Take every line of the material below that includes the string "level" and copy it out.

━━━━

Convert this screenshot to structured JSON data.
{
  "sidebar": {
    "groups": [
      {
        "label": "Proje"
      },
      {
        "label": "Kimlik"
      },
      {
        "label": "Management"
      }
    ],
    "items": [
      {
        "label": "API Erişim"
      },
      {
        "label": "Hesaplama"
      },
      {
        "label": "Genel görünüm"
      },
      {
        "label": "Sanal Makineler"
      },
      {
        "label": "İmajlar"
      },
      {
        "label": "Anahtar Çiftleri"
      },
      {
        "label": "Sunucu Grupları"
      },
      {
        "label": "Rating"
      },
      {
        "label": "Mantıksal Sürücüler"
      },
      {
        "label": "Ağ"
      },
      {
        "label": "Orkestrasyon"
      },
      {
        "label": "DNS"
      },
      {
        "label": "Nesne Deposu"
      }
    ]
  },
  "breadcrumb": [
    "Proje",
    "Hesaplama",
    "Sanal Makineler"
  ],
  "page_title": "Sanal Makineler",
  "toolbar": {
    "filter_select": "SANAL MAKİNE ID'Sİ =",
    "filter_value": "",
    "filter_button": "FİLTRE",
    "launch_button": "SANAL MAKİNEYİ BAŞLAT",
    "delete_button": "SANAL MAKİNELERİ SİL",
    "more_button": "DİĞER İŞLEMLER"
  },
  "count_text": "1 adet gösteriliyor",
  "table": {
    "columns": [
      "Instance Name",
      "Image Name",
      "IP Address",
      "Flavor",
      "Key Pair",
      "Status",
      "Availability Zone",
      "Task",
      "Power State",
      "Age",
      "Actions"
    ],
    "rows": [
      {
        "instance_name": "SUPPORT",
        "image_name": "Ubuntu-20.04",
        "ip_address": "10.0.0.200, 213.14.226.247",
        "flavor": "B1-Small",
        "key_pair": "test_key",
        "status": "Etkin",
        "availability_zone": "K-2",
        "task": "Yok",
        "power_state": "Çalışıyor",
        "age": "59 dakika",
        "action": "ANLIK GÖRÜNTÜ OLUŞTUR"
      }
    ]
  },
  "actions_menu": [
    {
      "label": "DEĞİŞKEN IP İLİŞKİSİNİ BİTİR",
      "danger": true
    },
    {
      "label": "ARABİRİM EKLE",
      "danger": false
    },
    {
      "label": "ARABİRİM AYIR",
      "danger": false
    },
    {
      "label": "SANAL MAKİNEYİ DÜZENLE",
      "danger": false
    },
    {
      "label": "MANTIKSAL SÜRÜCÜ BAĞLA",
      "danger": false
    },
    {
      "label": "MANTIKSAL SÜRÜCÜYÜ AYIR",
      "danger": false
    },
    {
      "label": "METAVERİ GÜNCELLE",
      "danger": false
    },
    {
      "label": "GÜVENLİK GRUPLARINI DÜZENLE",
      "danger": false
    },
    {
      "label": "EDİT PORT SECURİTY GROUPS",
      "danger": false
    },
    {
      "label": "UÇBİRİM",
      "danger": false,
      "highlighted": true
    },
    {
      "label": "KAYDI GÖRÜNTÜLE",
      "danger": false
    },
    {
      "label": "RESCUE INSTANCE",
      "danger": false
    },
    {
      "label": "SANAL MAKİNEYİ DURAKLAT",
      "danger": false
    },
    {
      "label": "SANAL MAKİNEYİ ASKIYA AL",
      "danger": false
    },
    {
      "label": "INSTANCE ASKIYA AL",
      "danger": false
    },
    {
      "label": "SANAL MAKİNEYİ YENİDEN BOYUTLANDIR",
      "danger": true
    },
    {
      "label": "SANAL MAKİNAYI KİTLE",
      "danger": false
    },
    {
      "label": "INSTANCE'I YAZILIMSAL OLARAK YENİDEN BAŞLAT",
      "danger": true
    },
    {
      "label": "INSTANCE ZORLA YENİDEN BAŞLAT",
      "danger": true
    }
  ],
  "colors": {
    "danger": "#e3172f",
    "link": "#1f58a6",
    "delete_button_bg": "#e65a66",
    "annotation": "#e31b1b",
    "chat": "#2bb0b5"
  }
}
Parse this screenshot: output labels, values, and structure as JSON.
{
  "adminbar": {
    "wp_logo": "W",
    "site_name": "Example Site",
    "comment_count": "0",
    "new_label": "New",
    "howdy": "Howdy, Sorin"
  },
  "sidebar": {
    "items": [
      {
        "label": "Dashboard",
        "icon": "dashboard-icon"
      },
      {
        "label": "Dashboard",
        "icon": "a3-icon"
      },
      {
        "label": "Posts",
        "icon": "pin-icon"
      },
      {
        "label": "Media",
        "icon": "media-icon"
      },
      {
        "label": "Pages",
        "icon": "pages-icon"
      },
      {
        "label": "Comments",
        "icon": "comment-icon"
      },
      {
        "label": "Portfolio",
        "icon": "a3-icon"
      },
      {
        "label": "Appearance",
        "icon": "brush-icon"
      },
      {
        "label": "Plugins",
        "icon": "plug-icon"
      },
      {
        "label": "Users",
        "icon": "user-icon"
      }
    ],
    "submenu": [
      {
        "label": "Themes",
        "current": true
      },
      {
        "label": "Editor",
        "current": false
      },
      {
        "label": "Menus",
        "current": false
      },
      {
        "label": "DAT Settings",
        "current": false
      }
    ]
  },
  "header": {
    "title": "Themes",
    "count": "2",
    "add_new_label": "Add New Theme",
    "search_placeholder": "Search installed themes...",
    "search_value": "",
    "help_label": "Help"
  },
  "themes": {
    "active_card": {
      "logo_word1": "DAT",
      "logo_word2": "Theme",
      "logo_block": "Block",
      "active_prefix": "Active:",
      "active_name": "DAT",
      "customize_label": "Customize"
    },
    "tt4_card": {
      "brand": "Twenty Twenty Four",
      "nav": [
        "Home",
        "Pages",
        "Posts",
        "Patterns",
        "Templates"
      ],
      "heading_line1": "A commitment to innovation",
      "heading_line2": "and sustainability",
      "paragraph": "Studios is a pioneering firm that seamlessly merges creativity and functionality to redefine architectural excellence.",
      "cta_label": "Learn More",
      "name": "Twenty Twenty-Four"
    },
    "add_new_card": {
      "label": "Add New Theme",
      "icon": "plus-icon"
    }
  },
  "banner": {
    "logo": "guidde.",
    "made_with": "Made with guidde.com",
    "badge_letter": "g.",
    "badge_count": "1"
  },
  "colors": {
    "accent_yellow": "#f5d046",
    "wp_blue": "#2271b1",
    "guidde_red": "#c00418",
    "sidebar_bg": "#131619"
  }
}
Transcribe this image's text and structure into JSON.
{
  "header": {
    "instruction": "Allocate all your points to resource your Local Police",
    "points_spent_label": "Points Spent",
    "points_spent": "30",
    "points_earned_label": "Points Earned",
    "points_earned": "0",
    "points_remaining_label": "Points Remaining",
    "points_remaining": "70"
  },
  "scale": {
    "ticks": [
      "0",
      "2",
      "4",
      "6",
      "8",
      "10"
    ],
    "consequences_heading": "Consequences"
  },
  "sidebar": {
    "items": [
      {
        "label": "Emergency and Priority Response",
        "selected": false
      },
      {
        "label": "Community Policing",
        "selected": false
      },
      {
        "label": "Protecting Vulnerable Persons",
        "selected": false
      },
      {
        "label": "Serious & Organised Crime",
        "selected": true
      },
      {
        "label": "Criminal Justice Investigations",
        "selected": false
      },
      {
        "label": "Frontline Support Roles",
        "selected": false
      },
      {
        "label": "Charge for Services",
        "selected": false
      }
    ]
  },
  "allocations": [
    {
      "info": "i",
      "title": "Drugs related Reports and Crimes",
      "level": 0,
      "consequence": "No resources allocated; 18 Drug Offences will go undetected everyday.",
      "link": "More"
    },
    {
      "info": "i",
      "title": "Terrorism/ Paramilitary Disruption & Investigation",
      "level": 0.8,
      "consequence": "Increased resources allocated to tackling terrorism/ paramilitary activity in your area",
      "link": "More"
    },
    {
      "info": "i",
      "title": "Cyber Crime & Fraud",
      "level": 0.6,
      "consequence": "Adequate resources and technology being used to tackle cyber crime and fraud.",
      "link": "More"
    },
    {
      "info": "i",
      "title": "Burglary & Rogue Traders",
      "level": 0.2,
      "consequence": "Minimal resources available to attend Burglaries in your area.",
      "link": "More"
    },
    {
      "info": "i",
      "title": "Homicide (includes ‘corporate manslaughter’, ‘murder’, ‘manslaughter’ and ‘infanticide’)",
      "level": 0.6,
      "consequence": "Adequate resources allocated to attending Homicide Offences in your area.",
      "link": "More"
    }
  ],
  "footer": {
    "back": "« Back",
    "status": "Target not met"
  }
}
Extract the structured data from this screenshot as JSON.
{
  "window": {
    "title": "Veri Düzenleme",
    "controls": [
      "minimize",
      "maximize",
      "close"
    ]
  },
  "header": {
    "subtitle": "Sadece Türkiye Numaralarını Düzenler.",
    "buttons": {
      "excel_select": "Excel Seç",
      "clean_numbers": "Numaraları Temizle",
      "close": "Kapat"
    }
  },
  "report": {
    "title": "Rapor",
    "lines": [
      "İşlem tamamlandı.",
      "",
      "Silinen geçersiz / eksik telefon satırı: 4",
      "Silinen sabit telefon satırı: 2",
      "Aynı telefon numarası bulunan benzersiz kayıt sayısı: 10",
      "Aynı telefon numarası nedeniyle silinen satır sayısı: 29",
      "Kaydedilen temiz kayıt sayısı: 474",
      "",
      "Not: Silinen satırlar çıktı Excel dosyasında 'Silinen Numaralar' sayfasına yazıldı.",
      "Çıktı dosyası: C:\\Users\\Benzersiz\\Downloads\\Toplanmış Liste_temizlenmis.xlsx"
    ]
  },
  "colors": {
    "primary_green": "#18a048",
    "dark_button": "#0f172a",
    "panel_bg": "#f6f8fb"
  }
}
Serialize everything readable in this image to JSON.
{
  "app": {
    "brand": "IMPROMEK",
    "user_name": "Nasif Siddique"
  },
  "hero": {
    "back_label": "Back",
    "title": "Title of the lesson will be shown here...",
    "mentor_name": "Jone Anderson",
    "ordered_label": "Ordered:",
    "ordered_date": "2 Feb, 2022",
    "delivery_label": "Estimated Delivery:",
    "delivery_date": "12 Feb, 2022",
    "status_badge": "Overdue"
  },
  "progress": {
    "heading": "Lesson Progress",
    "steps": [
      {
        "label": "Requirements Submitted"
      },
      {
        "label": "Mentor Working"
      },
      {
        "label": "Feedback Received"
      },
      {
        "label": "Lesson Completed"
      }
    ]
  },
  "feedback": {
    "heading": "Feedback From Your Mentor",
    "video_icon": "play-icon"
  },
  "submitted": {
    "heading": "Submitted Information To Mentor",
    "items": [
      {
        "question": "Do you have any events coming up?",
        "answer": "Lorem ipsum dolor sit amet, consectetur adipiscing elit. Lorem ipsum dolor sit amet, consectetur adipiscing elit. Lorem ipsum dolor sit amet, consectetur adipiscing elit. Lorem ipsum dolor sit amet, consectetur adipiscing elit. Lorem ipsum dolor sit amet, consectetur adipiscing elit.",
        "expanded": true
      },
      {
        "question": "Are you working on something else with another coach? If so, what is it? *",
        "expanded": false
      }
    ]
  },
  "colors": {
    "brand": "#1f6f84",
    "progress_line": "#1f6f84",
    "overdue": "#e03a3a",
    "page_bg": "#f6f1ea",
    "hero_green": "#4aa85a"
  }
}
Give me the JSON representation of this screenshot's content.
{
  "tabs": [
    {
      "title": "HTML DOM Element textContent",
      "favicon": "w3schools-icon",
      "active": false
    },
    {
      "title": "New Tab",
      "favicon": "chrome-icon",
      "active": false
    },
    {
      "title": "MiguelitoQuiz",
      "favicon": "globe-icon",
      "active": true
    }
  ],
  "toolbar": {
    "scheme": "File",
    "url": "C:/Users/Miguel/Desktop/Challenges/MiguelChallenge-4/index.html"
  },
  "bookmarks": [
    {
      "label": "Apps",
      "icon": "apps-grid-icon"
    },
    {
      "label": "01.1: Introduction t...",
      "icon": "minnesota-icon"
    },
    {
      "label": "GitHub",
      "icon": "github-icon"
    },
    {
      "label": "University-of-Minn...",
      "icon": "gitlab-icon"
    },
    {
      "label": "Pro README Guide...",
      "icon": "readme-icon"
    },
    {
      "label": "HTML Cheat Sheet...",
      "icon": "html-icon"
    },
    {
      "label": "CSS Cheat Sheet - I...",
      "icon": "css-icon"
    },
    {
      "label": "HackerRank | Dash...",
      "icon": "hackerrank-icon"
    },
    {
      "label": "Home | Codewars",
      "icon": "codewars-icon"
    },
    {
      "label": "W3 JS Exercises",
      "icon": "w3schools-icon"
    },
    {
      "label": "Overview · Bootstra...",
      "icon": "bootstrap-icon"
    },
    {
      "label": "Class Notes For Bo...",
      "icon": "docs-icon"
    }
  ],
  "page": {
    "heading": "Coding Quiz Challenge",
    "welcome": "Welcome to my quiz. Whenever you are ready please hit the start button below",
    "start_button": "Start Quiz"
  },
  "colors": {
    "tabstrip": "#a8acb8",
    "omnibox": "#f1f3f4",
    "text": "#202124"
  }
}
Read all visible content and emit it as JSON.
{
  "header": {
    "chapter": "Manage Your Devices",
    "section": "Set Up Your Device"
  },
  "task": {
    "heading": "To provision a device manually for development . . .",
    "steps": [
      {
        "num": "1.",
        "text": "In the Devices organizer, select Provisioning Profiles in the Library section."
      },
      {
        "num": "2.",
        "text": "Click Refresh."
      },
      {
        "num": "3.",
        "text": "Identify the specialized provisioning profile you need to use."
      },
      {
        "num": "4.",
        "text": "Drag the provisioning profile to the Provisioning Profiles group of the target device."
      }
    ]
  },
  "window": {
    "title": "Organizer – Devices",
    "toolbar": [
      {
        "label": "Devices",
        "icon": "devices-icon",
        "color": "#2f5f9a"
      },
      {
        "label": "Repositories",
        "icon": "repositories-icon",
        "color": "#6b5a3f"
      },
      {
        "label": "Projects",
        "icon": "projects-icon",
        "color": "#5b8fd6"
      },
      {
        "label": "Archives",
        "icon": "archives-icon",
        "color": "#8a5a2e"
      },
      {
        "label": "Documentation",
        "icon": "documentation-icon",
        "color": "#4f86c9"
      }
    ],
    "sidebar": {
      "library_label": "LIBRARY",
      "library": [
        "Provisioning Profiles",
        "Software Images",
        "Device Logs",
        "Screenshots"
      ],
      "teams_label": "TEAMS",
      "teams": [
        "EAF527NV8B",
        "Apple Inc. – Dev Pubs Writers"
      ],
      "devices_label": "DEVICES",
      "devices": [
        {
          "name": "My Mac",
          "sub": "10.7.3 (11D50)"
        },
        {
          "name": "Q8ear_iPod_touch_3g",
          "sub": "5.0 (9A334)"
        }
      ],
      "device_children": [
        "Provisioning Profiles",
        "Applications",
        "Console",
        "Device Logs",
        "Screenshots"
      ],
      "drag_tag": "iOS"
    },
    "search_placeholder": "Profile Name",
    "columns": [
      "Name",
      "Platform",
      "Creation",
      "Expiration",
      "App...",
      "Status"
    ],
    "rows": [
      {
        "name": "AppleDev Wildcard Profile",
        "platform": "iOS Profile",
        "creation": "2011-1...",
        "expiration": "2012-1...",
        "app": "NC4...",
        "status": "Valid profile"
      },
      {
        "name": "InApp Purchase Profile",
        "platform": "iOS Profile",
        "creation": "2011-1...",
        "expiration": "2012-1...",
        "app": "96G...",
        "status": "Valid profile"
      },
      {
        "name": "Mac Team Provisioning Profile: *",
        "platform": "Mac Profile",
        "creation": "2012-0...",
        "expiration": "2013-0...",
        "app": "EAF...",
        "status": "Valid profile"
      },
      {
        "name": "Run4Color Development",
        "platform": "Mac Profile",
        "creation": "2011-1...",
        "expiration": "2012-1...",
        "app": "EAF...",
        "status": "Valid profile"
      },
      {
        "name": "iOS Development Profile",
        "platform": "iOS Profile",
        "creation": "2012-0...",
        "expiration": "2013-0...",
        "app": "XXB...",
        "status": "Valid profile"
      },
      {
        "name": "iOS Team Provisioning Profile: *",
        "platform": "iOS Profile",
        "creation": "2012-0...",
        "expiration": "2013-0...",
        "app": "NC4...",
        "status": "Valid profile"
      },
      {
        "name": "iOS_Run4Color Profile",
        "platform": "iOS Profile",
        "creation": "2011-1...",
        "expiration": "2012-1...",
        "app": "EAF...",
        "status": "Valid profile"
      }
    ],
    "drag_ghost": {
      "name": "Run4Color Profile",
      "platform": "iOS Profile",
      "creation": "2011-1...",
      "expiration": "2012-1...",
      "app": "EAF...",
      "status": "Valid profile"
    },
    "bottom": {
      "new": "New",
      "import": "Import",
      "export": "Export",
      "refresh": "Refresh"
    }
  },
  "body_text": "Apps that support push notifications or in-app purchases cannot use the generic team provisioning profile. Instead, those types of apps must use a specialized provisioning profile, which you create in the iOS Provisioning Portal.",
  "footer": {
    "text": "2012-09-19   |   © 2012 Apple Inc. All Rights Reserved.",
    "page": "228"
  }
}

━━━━

# [ANSWER AREA]
      "level": 0,
      "level": 0.8,
      "level": 0.6,
      "level": 0.2,
      "level": 0.6,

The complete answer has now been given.